(Data under study begins)
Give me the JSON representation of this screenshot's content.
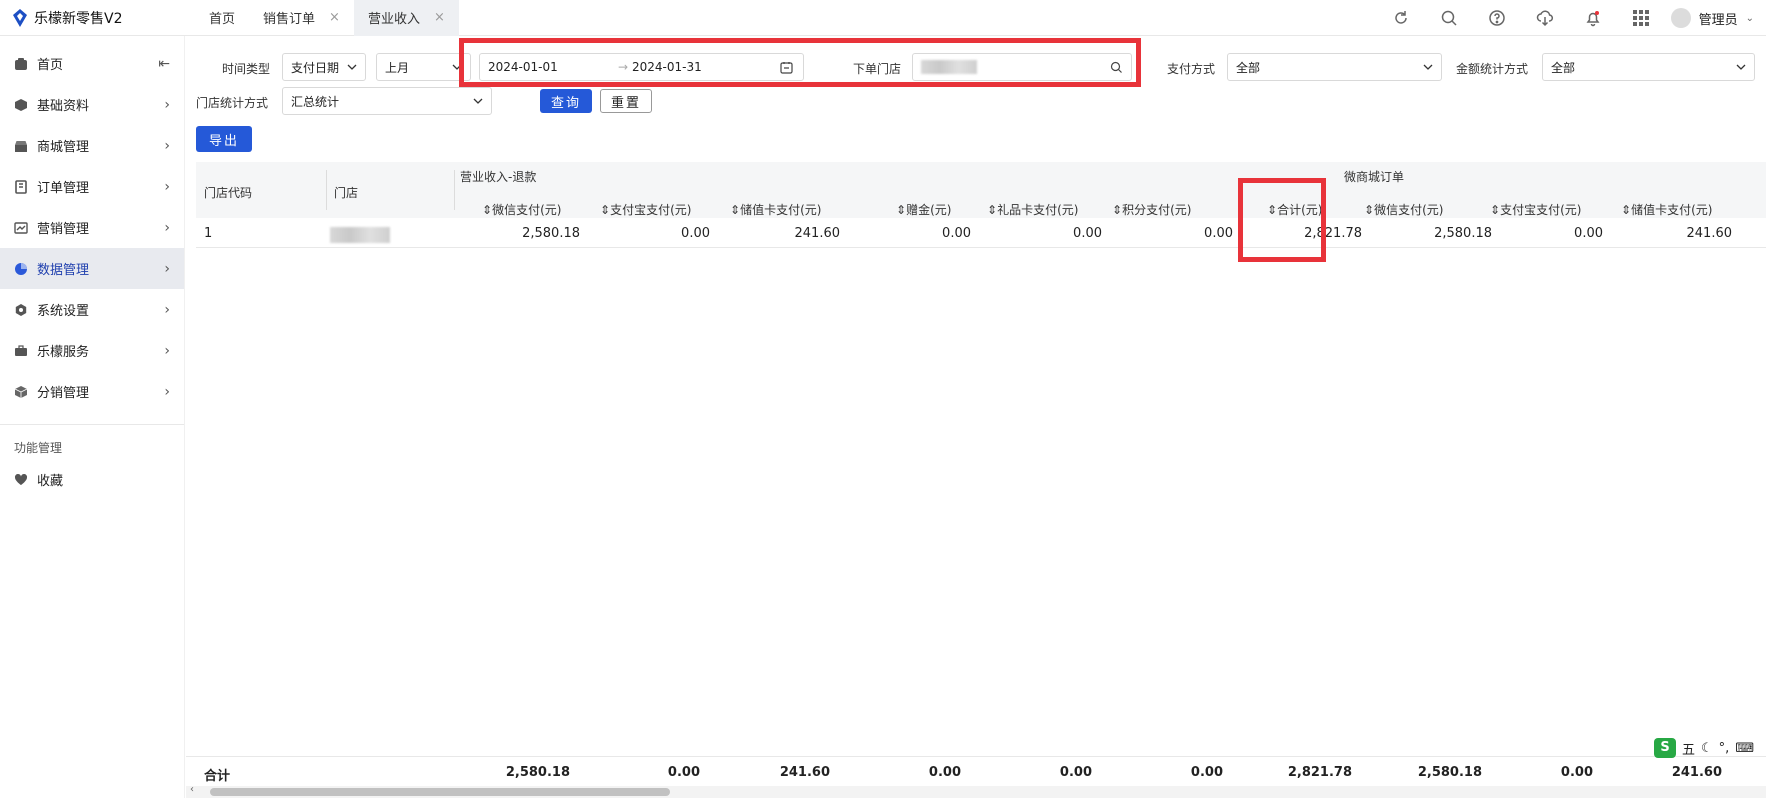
{
  "app": {
    "title": "乐檬新零售V2"
  },
  "tabs": [
    {
      "label": "首页"
    },
    {
      "label": "销售订单",
      "close": "×"
    },
    {
      "label": "营业收入",
      "close": "×"
    }
  ],
  "user": {
    "name": "管理员"
  },
  "sidebar": {
    "items": [
      {
        "label": "首页",
        "icon": "home-icon"
      },
      {
        "label": "基础资料",
        "icon": "cube-icon"
      },
      {
        "label": "商城管理",
        "icon": "shop-icon"
      },
      {
        "label": "订单管理",
        "icon": "order-icon"
      },
      {
        "label": "营销管理",
        "icon": "chart-line-icon"
      },
      {
        "label": "数据管理",
        "icon": "pie-chart-icon"
      },
      {
        "label": "系统设置",
        "icon": "hexagon-icon"
      },
      {
        "label": "乐檬服务",
        "icon": "briefcase-icon"
      },
      {
        "label": "分销管理",
        "icon": "box-icon"
      }
    ],
    "section_label": "功能管理",
    "favorites_label": "收藏"
  },
  "filters": {
    "time_type_label": "时间类型",
    "time_type_value": "支付日期",
    "period_value": "上月",
    "date_start": "2024-01-01",
    "date_sep": "→",
    "date_end": "2024-01-31",
    "store_label": "下单门店",
    "payment_label": "支付方式",
    "payment_value": "全部",
    "amount_stat_label": "金额统计方式",
    "amount_stat_value": "全部",
    "store_stat_label": "门店统计方式",
    "store_stat_value": "汇总统计",
    "query_button": "查询",
    "reset_button": "重置",
    "export_button": "导出"
  },
  "table": {
    "group_headers": [
      "营业收入-退款",
      "微商城订单"
    ],
    "columns": [
      "门店代码",
      "门店",
      "微信支付(元)",
      "支付宝支付(元)",
      "储值卡支付(元)",
      "赠金(元)",
      "礼品卡支付(元)",
      "积分支付(元)",
      "合计(元)",
      "微信支付(元)",
      "支付宝支付(元)",
      "储值卡支付(元)"
    ],
    "rows": [
      {
        "code": "1",
        "values": [
          "2,580.18",
          "0.00",
          "241.60",
          "0.00",
          "0.00",
          "0.00",
          "2,821.78",
          "2,580.18",
          "0.00",
          "241.60"
        ]
      }
    ],
    "footer": {
      "label": "合计",
      "values": [
        "2,580.18",
        "0.00",
        "241.60",
        "0.00",
        "0.00",
        "0.00",
        "2,821.78",
        "2,580.18",
        "0.00",
        "241.60"
      ]
    }
  },
  "ime": {
    "mode": "五"
  },
  "colors": {
    "accent": "#2559d8",
    "highlight": "#e8333a",
    "active_menu_bg": "#e8eaef"
  }
}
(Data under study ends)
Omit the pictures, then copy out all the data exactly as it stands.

# Task result:
Give me the JSON representation of this screenshot's content.
{
  "app": {
    "title": "乐檬新零售V2"
  },
  "tabs": [
    {
      "label": "首页"
    },
    {
      "label": "销售订单",
      "close": "×"
    },
    {
      "label": "营业收入",
      "close": "×"
    }
  ],
  "user": {
    "name": "管理员"
  },
  "sidebar": {
    "items": [
      {
        "label": "首页",
        "icon": "home-icon"
      },
      {
        "label": "基础资料",
        "icon": "cube-icon"
      },
      {
        "label": "商城管理",
        "icon": "shop-icon"
      },
      {
        "label": "订单管理",
        "icon": "order-icon"
      },
      {
        "label": "营销管理",
        "icon": "chart-line-icon"
      },
      {
        "label": "数据管理",
        "icon": "pie-chart-icon"
      },
      {
        "label": "系统设置",
        "icon": "hexagon-icon"
      },
      {
        "label": "乐檬服务",
        "icon": "briefcase-icon"
      },
      {
        "label": "分销管理",
        "icon": "box-icon"
      }
    ],
    "section_label": "功能管理",
    "favorites_label": "收藏"
  },
  "filters": {
    "time_type_label": "时间类型",
    "time_type_value": "支付日期",
    "period_value": "上月",
    "date_start": "2024-01-01",
    "date_sep": "→",
    "date_end": "2024-01-31",
    "store_label": "下单门店",
    "payment_label": "支付方式",
    "payment_value": "全部",
    "amount_stat_label": "金额统计方式",
    "amount_stat_value": "全部",
    "store_stat_label": "门店统计方式",
    "store_stat_value": "汇总统计",
    "query_button": "查询",
    "reset_button": "重置",
    "export_button": "导出"
  },
  "table": {
    "group_headers": [
      "营业收入-退款",
      "微商城订单"
    ],
    "columns": [
      "门店代码",
      "门店",
      "微信支付(元)",
      "支付宝支付(元)",
      "储值卡支付(元)",
      "赠金(元)",
      "礼品卡支付(元)",
      "积分支付(元)",
      "合计(元)",
      "微信支付(元)",
      "支付宝支付(元)",
      "储值卡支付(元)"
    ],
    "rows": [
      {
        "code": "1",
        "values": [
          "2,580.18",
          "0.00",
          "241.60",
          "0.00",
          "0.00",
          "0.00",
          "2,821.78",
          "2,580.18",
          "0.00",
          "241.60"
        ]
      }
    ],
    "footer": {
      "label": "合计",
      "values": [
        "2,580.18",
        "0.00",
        "241.60",
        "0.00",
        "0.00",
        "0.00",
        "2,821.78",
        "2,580.18",
        "0.00",
        "241.60"
      ]
    }
  },
  "ime": {
    "mode": "五"
  },
  "colors": {
    "accent": "#2559d8",
    "highlight": "#e8333a",
    "active_menu_bg": "#e8eaef"
  }
}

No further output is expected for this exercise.